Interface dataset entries
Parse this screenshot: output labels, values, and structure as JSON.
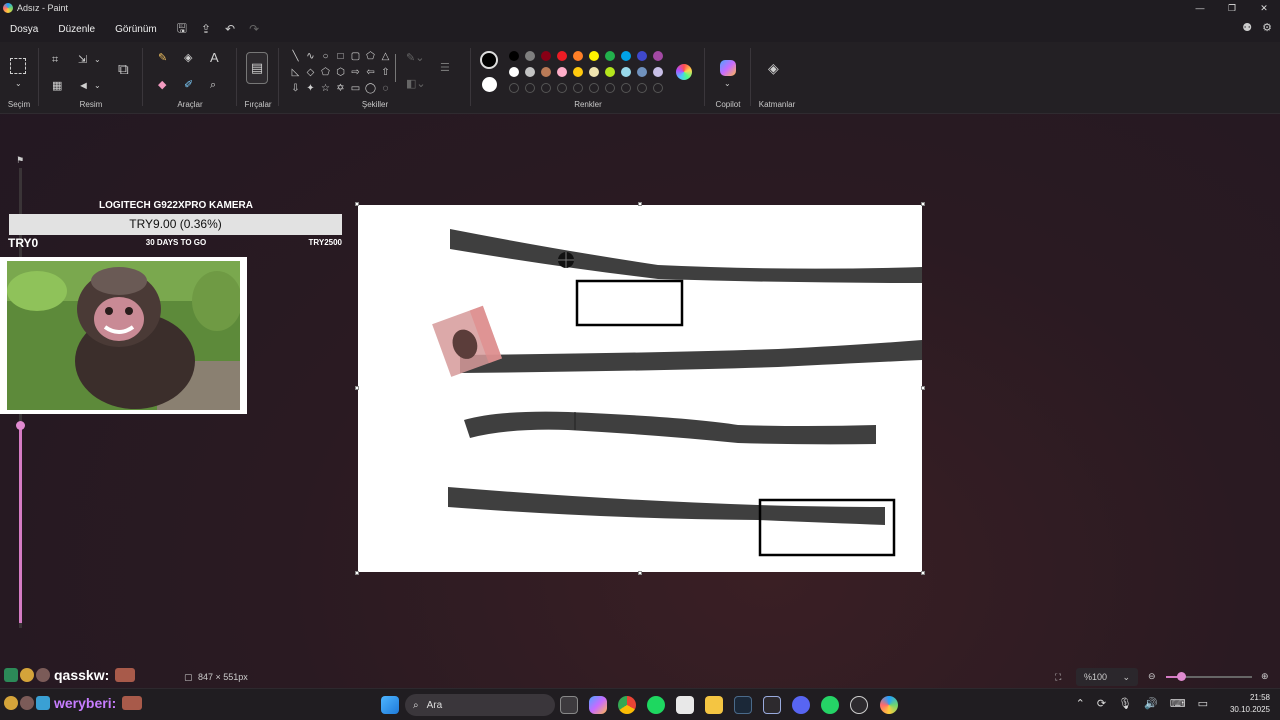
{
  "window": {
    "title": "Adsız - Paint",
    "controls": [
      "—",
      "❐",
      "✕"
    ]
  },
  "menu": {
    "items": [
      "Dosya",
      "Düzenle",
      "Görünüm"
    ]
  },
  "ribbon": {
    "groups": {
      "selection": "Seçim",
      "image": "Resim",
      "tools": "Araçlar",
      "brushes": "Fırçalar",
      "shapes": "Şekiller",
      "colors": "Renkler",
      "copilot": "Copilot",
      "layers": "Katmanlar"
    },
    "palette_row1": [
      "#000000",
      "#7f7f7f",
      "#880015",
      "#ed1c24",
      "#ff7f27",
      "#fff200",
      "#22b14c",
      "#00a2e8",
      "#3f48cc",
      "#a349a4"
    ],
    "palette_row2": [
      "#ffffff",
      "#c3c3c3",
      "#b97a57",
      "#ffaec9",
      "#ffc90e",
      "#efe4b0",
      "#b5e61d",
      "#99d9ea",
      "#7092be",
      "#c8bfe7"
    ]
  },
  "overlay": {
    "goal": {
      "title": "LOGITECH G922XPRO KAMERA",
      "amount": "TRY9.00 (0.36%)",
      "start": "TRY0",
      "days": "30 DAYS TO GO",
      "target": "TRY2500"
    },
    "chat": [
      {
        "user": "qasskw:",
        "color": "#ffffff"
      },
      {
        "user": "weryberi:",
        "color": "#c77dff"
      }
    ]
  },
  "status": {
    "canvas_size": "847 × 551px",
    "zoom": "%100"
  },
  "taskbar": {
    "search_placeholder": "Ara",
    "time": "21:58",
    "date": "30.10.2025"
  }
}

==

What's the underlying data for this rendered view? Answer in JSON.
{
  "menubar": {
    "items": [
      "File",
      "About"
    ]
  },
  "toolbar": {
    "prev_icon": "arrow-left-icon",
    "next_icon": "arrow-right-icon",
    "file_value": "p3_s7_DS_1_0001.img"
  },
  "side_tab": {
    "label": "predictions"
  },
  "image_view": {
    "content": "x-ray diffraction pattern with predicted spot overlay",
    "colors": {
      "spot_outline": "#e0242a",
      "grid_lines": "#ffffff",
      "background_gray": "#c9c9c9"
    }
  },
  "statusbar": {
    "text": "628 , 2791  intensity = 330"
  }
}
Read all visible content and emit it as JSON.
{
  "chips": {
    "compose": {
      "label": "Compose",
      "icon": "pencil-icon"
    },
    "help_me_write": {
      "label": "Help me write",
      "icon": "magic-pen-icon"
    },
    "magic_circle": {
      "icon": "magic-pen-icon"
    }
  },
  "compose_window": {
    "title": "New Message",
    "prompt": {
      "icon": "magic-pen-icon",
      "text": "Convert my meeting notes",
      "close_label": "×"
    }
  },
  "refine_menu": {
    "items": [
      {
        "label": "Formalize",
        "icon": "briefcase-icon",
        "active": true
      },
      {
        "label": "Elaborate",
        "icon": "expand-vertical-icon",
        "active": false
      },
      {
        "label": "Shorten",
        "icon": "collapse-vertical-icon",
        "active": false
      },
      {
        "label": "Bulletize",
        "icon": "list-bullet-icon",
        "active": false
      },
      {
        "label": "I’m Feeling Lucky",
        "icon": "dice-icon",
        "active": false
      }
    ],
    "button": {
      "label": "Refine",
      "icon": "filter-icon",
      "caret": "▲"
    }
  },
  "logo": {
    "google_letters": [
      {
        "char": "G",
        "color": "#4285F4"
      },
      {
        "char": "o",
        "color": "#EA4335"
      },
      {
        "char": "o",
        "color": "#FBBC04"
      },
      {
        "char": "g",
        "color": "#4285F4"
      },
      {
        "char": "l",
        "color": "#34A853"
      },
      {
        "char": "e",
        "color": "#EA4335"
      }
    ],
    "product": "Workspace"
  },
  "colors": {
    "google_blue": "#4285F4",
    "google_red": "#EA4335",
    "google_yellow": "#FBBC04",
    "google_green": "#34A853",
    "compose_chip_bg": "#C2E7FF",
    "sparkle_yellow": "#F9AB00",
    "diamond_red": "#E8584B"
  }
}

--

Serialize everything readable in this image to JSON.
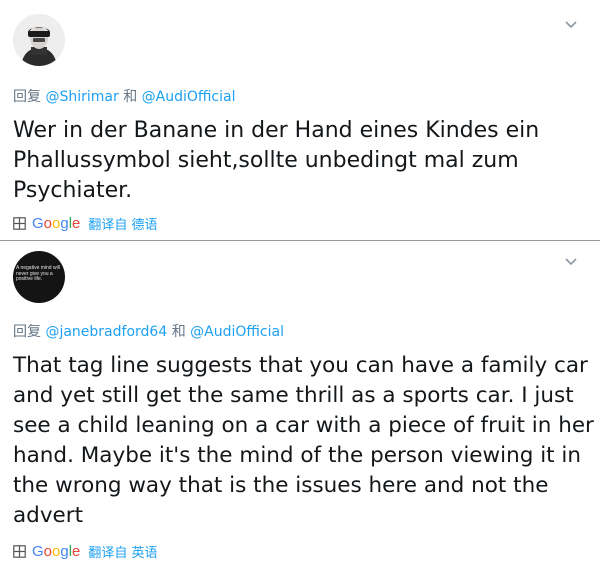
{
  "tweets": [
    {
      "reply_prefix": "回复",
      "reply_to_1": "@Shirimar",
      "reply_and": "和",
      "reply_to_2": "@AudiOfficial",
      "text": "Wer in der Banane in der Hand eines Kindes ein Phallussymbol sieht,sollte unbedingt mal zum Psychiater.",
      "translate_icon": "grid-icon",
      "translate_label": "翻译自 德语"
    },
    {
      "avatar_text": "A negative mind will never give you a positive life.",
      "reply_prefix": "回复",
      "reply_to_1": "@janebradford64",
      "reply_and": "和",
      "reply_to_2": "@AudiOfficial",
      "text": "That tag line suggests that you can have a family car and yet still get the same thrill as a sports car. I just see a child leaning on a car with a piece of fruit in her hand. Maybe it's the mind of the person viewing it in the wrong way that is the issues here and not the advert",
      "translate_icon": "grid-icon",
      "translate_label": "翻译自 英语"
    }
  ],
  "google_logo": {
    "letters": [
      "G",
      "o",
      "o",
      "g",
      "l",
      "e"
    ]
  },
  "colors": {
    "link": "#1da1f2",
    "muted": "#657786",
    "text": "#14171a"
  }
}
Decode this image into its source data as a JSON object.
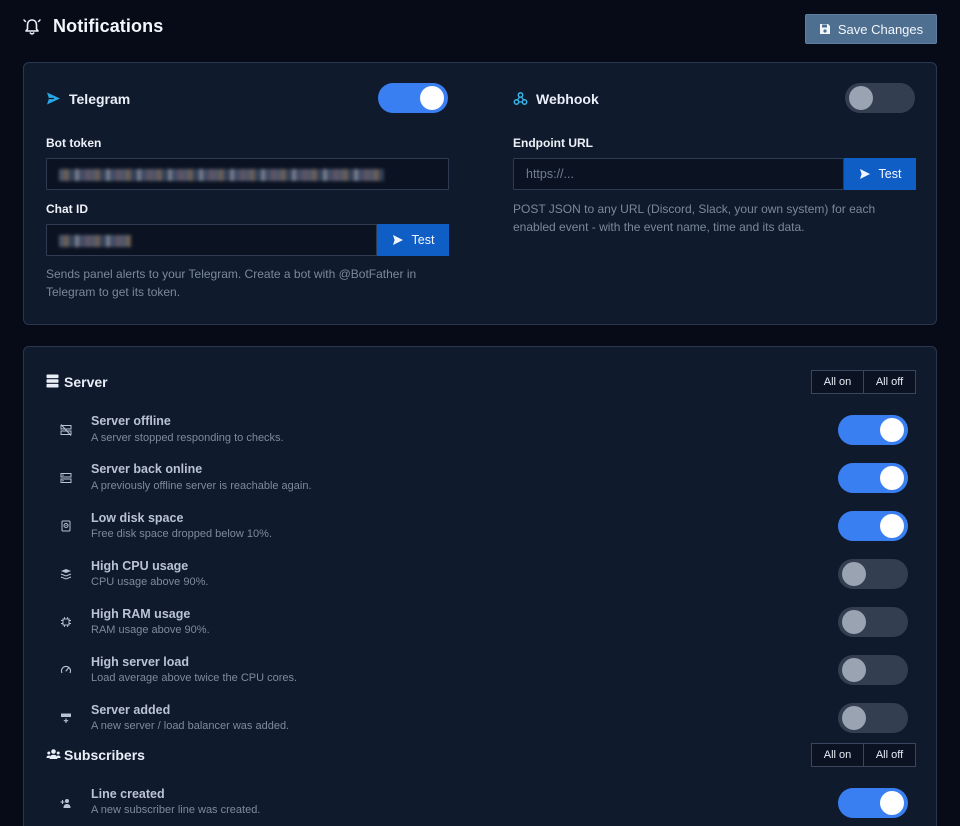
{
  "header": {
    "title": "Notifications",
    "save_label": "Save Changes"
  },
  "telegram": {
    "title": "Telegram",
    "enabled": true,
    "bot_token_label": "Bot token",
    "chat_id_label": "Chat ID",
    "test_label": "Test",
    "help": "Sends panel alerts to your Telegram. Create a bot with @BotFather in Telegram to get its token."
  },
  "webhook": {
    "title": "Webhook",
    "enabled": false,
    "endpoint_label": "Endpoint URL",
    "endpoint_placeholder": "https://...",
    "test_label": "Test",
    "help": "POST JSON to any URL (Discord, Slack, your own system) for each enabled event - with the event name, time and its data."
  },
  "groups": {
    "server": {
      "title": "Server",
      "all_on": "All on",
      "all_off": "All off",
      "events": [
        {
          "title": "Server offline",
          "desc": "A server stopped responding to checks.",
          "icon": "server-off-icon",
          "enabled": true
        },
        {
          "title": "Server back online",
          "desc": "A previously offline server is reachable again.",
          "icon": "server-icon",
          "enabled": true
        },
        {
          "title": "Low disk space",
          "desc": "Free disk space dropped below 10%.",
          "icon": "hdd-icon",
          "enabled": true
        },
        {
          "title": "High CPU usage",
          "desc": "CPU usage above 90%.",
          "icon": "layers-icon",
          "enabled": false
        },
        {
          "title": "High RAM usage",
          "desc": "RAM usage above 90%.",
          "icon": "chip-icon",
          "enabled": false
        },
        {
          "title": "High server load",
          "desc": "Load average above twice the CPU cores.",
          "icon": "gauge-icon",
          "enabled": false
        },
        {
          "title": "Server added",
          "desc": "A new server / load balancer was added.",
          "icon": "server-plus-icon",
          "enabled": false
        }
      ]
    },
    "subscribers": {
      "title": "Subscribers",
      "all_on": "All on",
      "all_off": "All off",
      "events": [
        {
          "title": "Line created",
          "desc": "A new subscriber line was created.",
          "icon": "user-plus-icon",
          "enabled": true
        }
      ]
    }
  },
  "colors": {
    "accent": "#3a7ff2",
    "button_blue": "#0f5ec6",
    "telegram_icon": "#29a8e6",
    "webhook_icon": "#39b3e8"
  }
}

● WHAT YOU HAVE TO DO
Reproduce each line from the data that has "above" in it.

● FINAL ANSWER
          "desc": "CPU usage above 90%.",
          "desc": "RAM usage above 90%.",
          "desc": "Load average above twice the CPU cores.",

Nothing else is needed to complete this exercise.